### [REQUIRED ACTION]
Please restate the data word for word, in full.

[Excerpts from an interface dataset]
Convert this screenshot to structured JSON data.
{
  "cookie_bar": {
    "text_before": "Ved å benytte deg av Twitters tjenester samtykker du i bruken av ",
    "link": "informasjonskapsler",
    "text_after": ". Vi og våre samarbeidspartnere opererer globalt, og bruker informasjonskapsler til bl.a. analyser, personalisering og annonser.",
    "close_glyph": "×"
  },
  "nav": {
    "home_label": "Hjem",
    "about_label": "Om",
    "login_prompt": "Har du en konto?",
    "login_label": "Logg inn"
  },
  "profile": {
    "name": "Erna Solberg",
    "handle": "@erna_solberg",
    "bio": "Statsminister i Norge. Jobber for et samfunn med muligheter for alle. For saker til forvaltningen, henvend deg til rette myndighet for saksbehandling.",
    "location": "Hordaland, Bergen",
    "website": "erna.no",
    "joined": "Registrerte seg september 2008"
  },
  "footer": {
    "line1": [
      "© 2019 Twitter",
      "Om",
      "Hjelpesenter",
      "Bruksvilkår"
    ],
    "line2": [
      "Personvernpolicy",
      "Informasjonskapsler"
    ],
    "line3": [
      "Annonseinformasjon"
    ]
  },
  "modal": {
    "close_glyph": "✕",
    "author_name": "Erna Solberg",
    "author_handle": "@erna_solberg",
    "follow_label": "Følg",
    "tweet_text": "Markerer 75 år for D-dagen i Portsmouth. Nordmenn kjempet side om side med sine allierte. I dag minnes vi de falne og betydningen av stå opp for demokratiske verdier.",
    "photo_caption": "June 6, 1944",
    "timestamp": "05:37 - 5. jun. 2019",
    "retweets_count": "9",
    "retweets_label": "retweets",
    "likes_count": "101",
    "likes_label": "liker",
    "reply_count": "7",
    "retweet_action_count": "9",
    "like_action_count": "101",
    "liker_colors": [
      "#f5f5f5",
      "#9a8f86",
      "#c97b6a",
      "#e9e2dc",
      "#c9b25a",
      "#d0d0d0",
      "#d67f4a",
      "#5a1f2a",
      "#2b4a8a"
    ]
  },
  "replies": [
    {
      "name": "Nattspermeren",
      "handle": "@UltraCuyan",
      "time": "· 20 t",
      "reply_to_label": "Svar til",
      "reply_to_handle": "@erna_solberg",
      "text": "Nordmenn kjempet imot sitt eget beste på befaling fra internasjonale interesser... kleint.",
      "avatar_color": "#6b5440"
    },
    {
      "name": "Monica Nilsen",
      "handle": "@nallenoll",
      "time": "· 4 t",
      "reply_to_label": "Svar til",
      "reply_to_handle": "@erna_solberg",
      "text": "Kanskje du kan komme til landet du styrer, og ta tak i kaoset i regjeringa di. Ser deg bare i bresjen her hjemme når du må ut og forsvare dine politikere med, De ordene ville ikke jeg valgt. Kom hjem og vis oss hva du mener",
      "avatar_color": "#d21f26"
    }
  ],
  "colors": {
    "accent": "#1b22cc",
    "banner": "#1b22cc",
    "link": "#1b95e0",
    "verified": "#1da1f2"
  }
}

### [RESULT OF THIS EXERCISE]
Convert this screenshot to structured JSON data.
{
  "cookie_bar": {
    "text_before": "Ved å benytte deg av Twitters tjenester samtykker du i bruken av ",
    "link": "informasjonskapsler",
    "text_after": ". Vi og våre samarbeidspartnere opererer globalt, og bruker informasjonskapsler til bl.a. analyser, personalisering og annonser.",
    "close_glyph": "×"
  },
  "nav": {
    "home_label": "Hjem",
    "about_label": "Om",
    "login_prompt": "Har du en konto?",
    "login_label": "Logg inn"
  },
  "profile": {
    "name": "Erna Solberg",
    "handle": "@erna_solberg",
    "bio": "Statsminister i Norge. Jobber for et samfunn med muligheter for alle. For saker til forvaltningen, henvend deg til rette myndighet for saksbehandling.",
    "location": "Hordaland, Bergen",
    "website": "erna.no",
    "joined": "Registrerte seg september 2008"
  },
  "footer": {
    "line1": [
      "© 2019 Twitter",
      "Om",
      "Hjelpesenter",
      "Bruksvilkår"
    ],
    "line2": [
      "Personvernpolicy",
      "Informasjonskapsler"
    ],
    "line3": [
      "Annonseinformasjon"
    ]
  },
  "modal": {
    "close_glyph": "✕",
    "author_name": "Erna Solberg",
    "author_handle": "@erna_solberg",
    "follow_label": "Følg",
    "tweet_text": "Markerer 75 år for D-dagen i Portsmouth. Nordmenn kjempet side om side med sine allierte. I dag minnes vi de falne og betydningen av stå opp for demokratiske verdier.",
    "photo_caption": "June 6, 1944",
    "timestamp": "05:37 - 5. jun. 2019",
    "retweets_count": "9",
    "retweets_label": "retweets",
    "likes_count": "101",
    "likes_label": "liker",
    "reply_count": "7",
    "retweet_action_count": "9",
    "like_action_count": "101",
    "liker_colors": [
      "#f5f5f5",
      "#9a8f86",
      "#c97b6a",
      "#e9e2dc",
      "#c9b25a",
      "#d0d0d0",
      "#d67f4a",
      "#5a1f2a",
      "#2b4a8a"
    ]
  },
  "replies": [
    {
      "name": "Nattspermeren",
      "handle": "@UltraCuyan",
      "time": "· 20 t",
      "reply_to_label": "Svar til",
      "reply_to_handle": "@erna_solberg",
      "text": "Nordmenn kjempet imot sitt eget beste på befaling fra internasjonale interesser... kleint.",
      "avatar_color": "#6b5440"
    },
    {
      "name": "Monica Nilsen",
      "handle": "@nallenoll",
      "time": "· 4 t",
      "reply_to_label": "Svar til",
      "reply_to_handle": "@erna_solberg",
      "text": "Kanskje du kan komme til landet du styrer, og ta tak i kaoset i regjeringa di. Ser deg bare i bresjen her hjemme når du må ut og forsvare dine politikere med, De ordene ville ikke jeg valgt. Kom hjem og vis oss hva du mener",
      "avatar_color": "#d21f26"
    }
  ],
  "colors": {
    "accent": "#1b22cc",
    "banner": "#1b22cc",
    "link": "#1b95e0",
    "verified": "#1da1f2"
  }
}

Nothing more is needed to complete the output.